Though Zionists have religious support for this contention, rooted primarily in the Torah, the Zionist movement was more political than religious. In fact, many of the people who fought for the establishment of a Jewish homeland were not particularly religious. Their primary goal was to end Jewish exile from their ancestral home, and so they identified more with the concept of a Jewish nation rather than the religion. The movement however, especially post Holocaust, caught fire and led to Israel's establishment in 1948. Early migrations to Palestine (the name of the area before 1948) were small compared to approximately 630,000 Jews who migrated en masse in 1947.
It's important to note that not every Jew is a Zionist. In fact, certain religious sects are strongly opposed the establishment of a Jewish state. Hasidic Jews, for example, tend to be critical of the movement, noting interpretations of the Torah that call for a Jewish state only after the arrival of the Messiah. An earlier return, it was argued, controverted God’s commands.
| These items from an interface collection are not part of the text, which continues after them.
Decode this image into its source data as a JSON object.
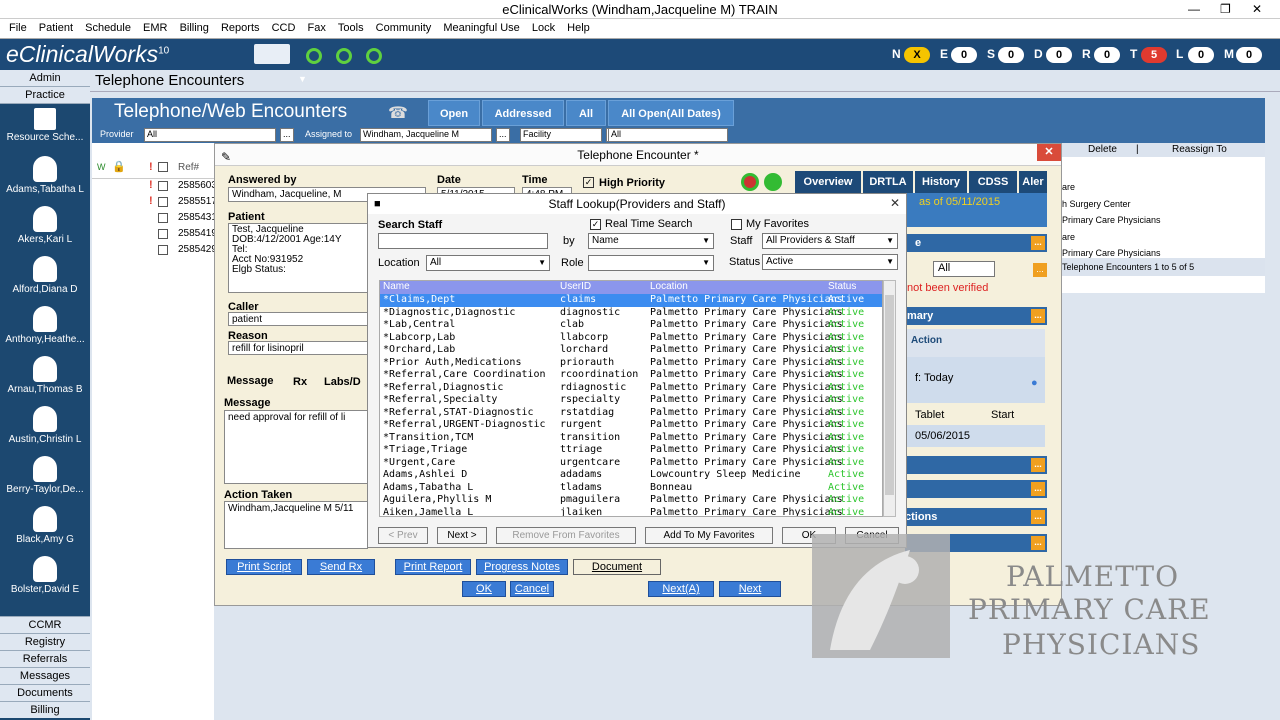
{
  "window": {
    "title": "eClinicalWorks (Windham,Jacqueline M)  TRAIN"
  },
  "menu": [
    "File",
    "Patient",
    "Schedule",
    "EMR",
    "Billing",
    "Reports",
    "CCD",
    "Fax",
    "Tools",
    "Community",
    "Meaningful Use",
    "Lock",
    "Help"
  ],
  "brand": {
    "logo": "eClinicalWorks",
    "version": "10"
  },
  "status_counters": [
    {
      "letter": "N",
      "value": "X",
      "color": "#f5c400"
    },
    {
      "letter": "E",
      "value": "0",
      "color": "#ffffff"
    },
    {
      "letter": "S",
      "value": "0",
      "color": "#ffffff"
    },
    {
      "letter": "D",
      "value": "0",
      "color": "#ffffff"
    },
    {
      "letter": "R",
      "value": "0",
      "color": "#ffffff"
    },
    {
      "letter": "T",
      "value": "5",
      "color": "#e03a2f"
    },
    {
      "letter": "L",
      "value": "0",
      "color": "#ffffff"
    },
    {
      "letter": "M",
      "value": "0",
      "color": "#ffffff"
    }
  ],
  "sidebar": {
    "top": [
      "Admin",
      "Practice"
    ],
    "resource": "Resource Sche...",
    "providers": [
      "Adams,Tabatha L",
      "Akers,Kari L",
      "Alford,Diana D",
      "Anthony,Heathe...",
      "Arnau,Thomas B",
      "Austin,Christin L",
      "Berry-Taylor,De...",
      "Black,Amy G",
      "Bolster,David E"
    ],
    "bottom": [
      "CCMR",
      "Registry",
      "Referrals",
      "Messages",
      "Documents",
      "Billing"
    ]
  },
  "page_header": "Telephone Encounters",
  "twe": {
    "title": "Telephone/Web Encounters",
    "tabs": [
      "Open",
      "Addressed",
      "All",
      "All Open(All Dates)"
    ],
    "filters": {
      "provider_label": "Provider",
      "provider_value": "All",
      "assigned_label": "Assigned to",
      "assigned_value": "Windham, Jacqueline M",
      "facility_value": "Facility",
      "last_value": "All"
    }
  },
  "grid": {
    "headers": [
      "W",
      "Ref#"
    ],
    "refs": [
      "2585603",
      "2585517",
      "2585431",
      "2585419",
      "2585429"
    ]
  },
  "right_grid": {
    "headers": [
      "Delete",
      "Reassign To"
    ],
    "rows": [
      "are",
      "h Surgery Center",
      "Primary Care Physicians",
      "are",
      "Primary Care Physicians"
    ],
    "footer": "Telephone Encounters 1 to 5 of 5"
  },
  "encounter": {
    "title": "Telephone Encounter *",
    "answered_by_label": "Answered by",
    "answered_by": "Windham, Jacqueline, M",
    "date_label": "Date",
    "date": "5/11/2015",
    "time_label": "Time",
    "time": "4:48 PM",
    "high_priority": "High Priority",
    "patient_label": "Patient",
    "patient_lines": [
      "Test, Jacqueline",
      "DOB:4/12/2001  Age:14Y",
      "Tel:",
      "Acct No:931952",
      "Elgb Status:"
    ],
    "caller_label": "Caller",
    "caller": "patient",
    "reason_label": "Reason",
    "reason": "refill for lisinopril",
    "msg_tabs": [
      "Message",
      "Rx",
      "Labs/D"
    ],
    "message_label": "Message",
    "message": "need approval for refill of li",
    "action_label": "Action Taken",
    "action": "Windham,Jacqueline M 5/11",
    "right_tabs": [
      "Overview",
      "DRTLA",
      "History",
      "CDSS",
      "Aler"
    ],
    "as_of": "as of 05/11/2015",
    "not_verified": "not been verified",
    "all_select": "All",
    "mary": "mary",
    "action_col": "Action",
    "today": "f: Today",
    "tablet": "Tablet",
    "start": "Start",
    "tdate": "05/06/2015",
    "actions": "ctions",
    "bottom_buttons": [
      "Print Script",
      "Send Rx",
      "Print Report",
      "Progress Notes",
      "Document"
    ],
    "ok": "OK",
    "cancel": "Cancel",
    "next_a": "Next(A)",
    "next": "Next"
  },
  "lookup": {
    "title": "Staff Lookup(Providers and Staff)",
    "search_label": "Search Staff",
    "by_label": "by",
    "by_value": "Name",
    "realtime": "Real Time Search",
    "favorites": "My Favorites",
    "staff_label": "Staff",
    "staff_value": "All Providers & Staff",
    "location_label": "Location",
    "location_value": "All",
    "role_label": "Role",
    "role_value": "",
    "status_label": "Status",
    "status_value": "Active",
    "columns": [
      "Name",
      "UserID",
      "Location",
      "Status"
    ],
    "rows": [
      [
        "*Claims,Dept",
        "claims",
        "Palmetto Primary Care Physicians",
        "Active"
      ],
      [
        "*Diagnostic,Diagnostic",
        "diagnostic",
        "Palmetto Primary Care Physicians",
        "Active"
      ],
      [
        "*Lab,Central",
        "clab",
        "Palmetto Primary Care Physicians",
        "Active"
      ],
      [
        "*Labcorp,Lab",
        "llabcorp",
        "Palmetto Primary Care Physicians",
        "Active"
      ],
      [
        "*Orchard,Lab",
        "lorchard",
        "Palmetto Primary Care Physicians",
        "Active"
      ],
      [
        "*Prior Auth,Medications",
        "priorauth",
        "Palmetto Primary Care Physicians",
        "Active"
      ],
      [
        "*Referral,Care Coordination",
        "rcoordination",
        "Palmetto Primary Care Physicians",
        "Active"
      ],
      [
        "*Referral,Diagnostic",
        "rdiagnostic",
        "Palmetto Primary Care Physicians",
        "Active"
      ],
      [
        "*Referral,Specialty",
        "rspecialty",
        "Palmetto Primary Care Physicians",
        "Active"
      ],
      [
        "*Referral,STAT-Diagnostic",
        "rstatdiag",
        "Palmetto Primary Care Physicians",
        "Active"
      ],
      [
        "*Referral,URGENT-Diagnostic",
        "rurgent",
        "Palmetto Primary Care Physicians",
        "Active"
      ],
      [
        "*Transition,TCM",
        "transition",
        "Palmetto Primary Care Physicians",
        "Active"
      ],
      [
        "*Triage,Triage",
        "ttriage",
        "Palmetto Primary Care Physicians",
        "Active"
      ],
      [
        "*Urgent,Care",
        "urgentcare",
        "Palmetto Primary Care Physicians",
        "Active"
      ],
      [
        "Adams,Ashlei D",
        "adadams",
        "Lowcountry Sleep Medicine",
        "Active"
      ],
      [
        "Adams,Tabatha L",
        "tladams",
        "Bonneau",
        "Active"
      ],
      [
        "Aguilera,Phyllis M",
        "pmaguilera",
        "Palmetto Primary Care Physicians",
        "Active"
      ],
      [
        "Aiken,Jamella L",
        "jlaiken",
        "Palmetto Primary Care Physicians",
        "Active"
      ]
    ],
    "buttons": {
      "prev": "< Prev",
      "next": "Next >",
      "remove": "Remove From Favorites",
      "add": "Add To My Favorites",
      "ok": "OK",
      "cancel": "Cancel"
    }
  },
  "watermark": [
    "PALMETTO",
    "PRIMARY CARE",
    "PHYSICIANS"
  ]
}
Opposition to Zionism also exists among Arabs and Muslims. In 1947, Arabs outnumbered Zionists two-to-one, but not all were opposed to the establishment of Israel. Still, Arabs and Muslims lived in the area for many centuries and the great and sudden influx of over 600,000 Jews in a relatively short period of time created great disruption to the way things had been pre-1947. As a result, Palestinian numbers declined. Many went to neighboring Jordan. Add to this dramatic demographic change, the fact that both Jews and Muslims claim Jerusalem as a site holy to their respective religions, and it is not difficult to see the beginnings of the Middle East conflict.
The term Zionist can refer to non-Jewish supporters of Israel as well. For instance, the governments of the United States and United Kingdom have supported Israel. Many people, especially after the Holocaust, felt that the establishment of a Jewish state was a just and right cause. After witnessing the horrors and mass executions, many sympathized with the cause for a Jewish homeland.
Much goes back to the way the Jews in exile had been moved from place to place for over two millennia, often against their will. They encountered discrimination in virtually every place they settled, including Egypt, Greece, medieval Europe, and 20th century Russia and Eastern Europe, where just being Jewish was cause for discrimination.
Yet being Zionist remains an contentious issue, particularly in the Arab and Muslim world, where it is generally viewed that the Jews had no right to take over an area where others were already living. Christianity also has a claim to Jerusalem — the birth place of the religion. Still, most Christian sects are Zionist and support Israel, asserting that the Jews had the right their ancestral homeland and to establish their own nation. Moreover, many Zionists do not contest Islam's and Christianity's right to claim Jerusalem and Israel as central to their respective religions, but Zionists generally feel their religion has a higher claim, because Judaism is the oldest of the three religions.